* REQUIREMENT *
Restate the following entries exactly, including every line.

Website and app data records

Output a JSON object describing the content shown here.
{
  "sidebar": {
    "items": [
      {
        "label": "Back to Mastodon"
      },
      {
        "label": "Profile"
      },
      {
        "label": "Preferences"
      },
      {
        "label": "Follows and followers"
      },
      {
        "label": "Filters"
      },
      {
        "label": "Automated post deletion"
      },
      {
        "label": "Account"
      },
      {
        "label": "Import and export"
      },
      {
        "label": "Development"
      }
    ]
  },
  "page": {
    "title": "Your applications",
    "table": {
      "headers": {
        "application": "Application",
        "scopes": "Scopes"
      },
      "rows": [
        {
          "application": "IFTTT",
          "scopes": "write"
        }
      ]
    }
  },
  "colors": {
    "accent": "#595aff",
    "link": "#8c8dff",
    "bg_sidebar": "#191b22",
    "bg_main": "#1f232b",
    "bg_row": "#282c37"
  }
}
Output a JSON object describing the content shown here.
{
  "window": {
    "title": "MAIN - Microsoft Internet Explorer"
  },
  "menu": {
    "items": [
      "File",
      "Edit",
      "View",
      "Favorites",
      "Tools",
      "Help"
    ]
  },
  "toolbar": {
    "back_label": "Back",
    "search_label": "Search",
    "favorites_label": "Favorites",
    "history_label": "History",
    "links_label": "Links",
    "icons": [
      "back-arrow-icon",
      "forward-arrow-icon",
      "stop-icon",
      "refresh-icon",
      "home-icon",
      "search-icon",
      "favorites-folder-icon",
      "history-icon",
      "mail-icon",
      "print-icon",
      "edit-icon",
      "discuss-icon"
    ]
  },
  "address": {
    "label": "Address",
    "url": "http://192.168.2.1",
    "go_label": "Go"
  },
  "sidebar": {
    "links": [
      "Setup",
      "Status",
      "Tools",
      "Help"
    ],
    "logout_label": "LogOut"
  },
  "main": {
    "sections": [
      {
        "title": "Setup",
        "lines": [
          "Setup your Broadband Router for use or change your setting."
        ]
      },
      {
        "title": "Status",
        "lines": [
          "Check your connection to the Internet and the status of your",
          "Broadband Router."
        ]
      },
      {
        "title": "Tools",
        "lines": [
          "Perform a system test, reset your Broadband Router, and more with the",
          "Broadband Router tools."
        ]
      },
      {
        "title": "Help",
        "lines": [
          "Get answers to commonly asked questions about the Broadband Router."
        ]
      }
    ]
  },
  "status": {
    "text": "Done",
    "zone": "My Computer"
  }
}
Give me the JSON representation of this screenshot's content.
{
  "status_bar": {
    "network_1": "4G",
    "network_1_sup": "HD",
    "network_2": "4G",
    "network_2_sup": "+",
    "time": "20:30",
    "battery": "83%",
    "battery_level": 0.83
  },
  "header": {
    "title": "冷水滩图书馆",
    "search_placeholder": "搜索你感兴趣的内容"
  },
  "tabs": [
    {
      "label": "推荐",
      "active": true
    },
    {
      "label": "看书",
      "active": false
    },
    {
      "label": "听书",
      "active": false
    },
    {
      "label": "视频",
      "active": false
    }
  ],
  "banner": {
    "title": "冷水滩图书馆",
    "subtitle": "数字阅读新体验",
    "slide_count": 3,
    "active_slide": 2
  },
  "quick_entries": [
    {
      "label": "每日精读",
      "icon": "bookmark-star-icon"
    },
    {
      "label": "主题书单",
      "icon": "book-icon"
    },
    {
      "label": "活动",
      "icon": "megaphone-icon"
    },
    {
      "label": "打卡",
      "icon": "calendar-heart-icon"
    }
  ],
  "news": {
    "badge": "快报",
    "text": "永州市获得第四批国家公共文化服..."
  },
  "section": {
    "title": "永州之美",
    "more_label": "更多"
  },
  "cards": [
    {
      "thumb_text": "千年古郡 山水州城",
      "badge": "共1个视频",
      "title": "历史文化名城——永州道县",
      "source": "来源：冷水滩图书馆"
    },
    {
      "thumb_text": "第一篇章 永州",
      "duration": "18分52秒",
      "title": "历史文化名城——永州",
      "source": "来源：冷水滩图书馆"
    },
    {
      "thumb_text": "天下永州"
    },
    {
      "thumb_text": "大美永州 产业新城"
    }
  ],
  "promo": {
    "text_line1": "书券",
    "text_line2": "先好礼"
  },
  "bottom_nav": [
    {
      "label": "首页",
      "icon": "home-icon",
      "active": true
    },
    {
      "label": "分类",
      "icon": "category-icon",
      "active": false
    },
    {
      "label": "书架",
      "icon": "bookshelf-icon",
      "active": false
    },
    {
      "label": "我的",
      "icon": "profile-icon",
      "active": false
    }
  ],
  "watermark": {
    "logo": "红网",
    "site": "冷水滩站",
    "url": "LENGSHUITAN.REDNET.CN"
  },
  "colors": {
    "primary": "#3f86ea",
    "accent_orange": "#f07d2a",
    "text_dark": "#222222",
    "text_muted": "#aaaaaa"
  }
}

* RESPONSE TO THE TASK *
Output a JSON object describing the content shown here.
{
  "sidebar": {
    "items": [
      {
        "label": "Back to Mastodon"
      },
      {
        "label": "Profile"
      },
      {
        "label": "Preferences"
      },
      {
        "label": "Follows and followers"
      },
      {
        "label": "Filters"
      },
      {
        "label": "Automated post deletion"
      },
      {
        "label": "Account"
      },
      {
        "label": "Import and export"
      },
      {
        "label": "Development"
      }
    ]
  },
  "page": {
    "title": "Your applications",
    "table": {
      "headers": {
        "application": "Application",
        "scopes": "Scopes"
      },
      "rows": [
        {
          "application": "IFTTT",
          "scopes": "write"
        }
      ]
    }
  },
  "colors": {
    "accent": "#595aff",
    "link": "#8c8dff",
    "bg_sidebar": "#191b22",
    "bg_main": "#1f232b",
    "bg_row": "#282c37"
  }
}
Output a JSON object describing the content shown here.
{
  "window": {
    "title": "MAIN - Microsoft Internet Explorer"
  },
  "menu": {
    "items": [
      "File",
      "Edit",
      "View",
      "Favorites",
      "Tools",
      "Help"
    ]
  },
  "toolbar": {
    "back_label": "Back",
    "search_label": "Search",
    "favorites_label": "Favorites",
    "history_label": "History",
    "links_label": "Links",
    "icons": [
      "back-arrow-icon",
      "forward-arrow-icon",
      "stop-icon",
      "refresh-icon",
      "home-icon",
      "search-icon",
      "favorites-folder-icon",
      "history-icon",
      "mail-icon",
      "print-icon",
      "edit-icon",
      "discuss-icon"
    ]
  },
  "address": {
    "label": "Address",
    "url": "http://192.168.2.1",
    "go_label": "Go"
  },
  "sidebar": {
    "links": [
      "Setup",
      "Status",
      "Tools",
      "Help"
    ],
    "logout_label": "LogOut"
  },
  "main": {
    "sections": [
      {
        "title": "Setup",
        "lines": [
          "Setup your Broadband Router for use or change your setting."
        ]
      },
      {
        "title": "Status",
        "lines": [
          "Check your connection to the Internet and the status of your",
          "Broadband Router."
        ]
      },
      {
        "title": "Tools",
        "lines": [
          "Perform a system test, reset your Broadband Router, and more with the",
          "Broadband Router tools."
        ]
      },
      {
        "title": "Help",
        "lines": [
          "Get answers to commonly asked questions about the Broadband Router."
        ]
      }
    ]
  },
  "status": {
    "text": "Done",
    "zone": "My Computer"
  }
}
Give me the JSON representation of this screenshot's content.
{
  "status_bar": {
    "network_1": "4G",
    "network_1_sup": "HD",
    "network_2": "4G",
    "network_2_sup": "+",
    "time": "20:30",
    "battery": "83%",
    "battery_level": 0.83
  },
  "header": {
    "title": "冷水滩图书馆",
    "search_placeholder": "搜索你感兴趣的内容"
  },
  "tabs": [
    {
      "label": "推荐",
      "active": true
    },
    {
      "label": "看书",
      "active": false
    },
    {
      "label": "听书",
      "active": false
    },
    {
      "label": "视频",
      "active": false
    }
  ],
  "banner": {
    "title": "冷水滩图书馆",
    "subtitle": "数字阅读新体验",
    "slide_count": 3,
    "active_slide": 2
  },
  "quick_entries": [
    {
      "label": "每日精读",
      "icon": "bookmark-star-icon"
    },
    {
      "label": "主题书单",
      "icon": "book-icon"
    },
    {
      "label": "活动",
      "icon": "megaphone-icon"
    },
    {
      "label": "打卡",
      "icon": "calendar-heart-icon"
    }
  ],
  "news": {
    "badge": "快报",
    "text": "永州市获得第四批国家公共文化服..."
  },
  "section": {
    "title": "永州之美",
    "more_label": "更多"
  },
  "cards": [
    {
      "thumb_text": "千年古郡 山水州城",
      "badge": "共1个视频",
      "title": "历史文化名城——永州道县",
      "source": "来源：冷水滩图书馆"
    },
    {
      "thumb_text": "第一篇章 永州",
      "duration": "18分52秒",
      "title": "历史文化名城——永州",
      "source": "来源：冷水滩图书馆"
    },
    {
      "thumb_text": "天下永州"
    },
    {
      "thumb_text": "大美永州 产业新城"
    }
  ],
  "promo": {
    "text_line1": "书券",
    "text_line2": "先好礼"
  },
  "bottom_nav": [
    {
      "label": "首页",
      "icon": "home-icon",
      "active": true
    },
    {
      "label": "分类",
      "icon": "category-icon",
      "active": false
    },
    {
      "label": "书架",
      "icon": "bookshelf-icon",
      "active": false
    },
    {
      "label": "我的",
      "icon": "profile-icon",
      "active": false
    }
  ],
  "watermark": {
    "logo": "红网",
    "site": "冷水滩站",
    "url": "LENGSHUITAN.REDNET.CN"
  },
  "colors": {
    "primary": "#3f86ea",
    "accent_orange": "#f07d2a",
    "text_dark": "#222222",
    "text_muted": "#aaaaaa"
  }
}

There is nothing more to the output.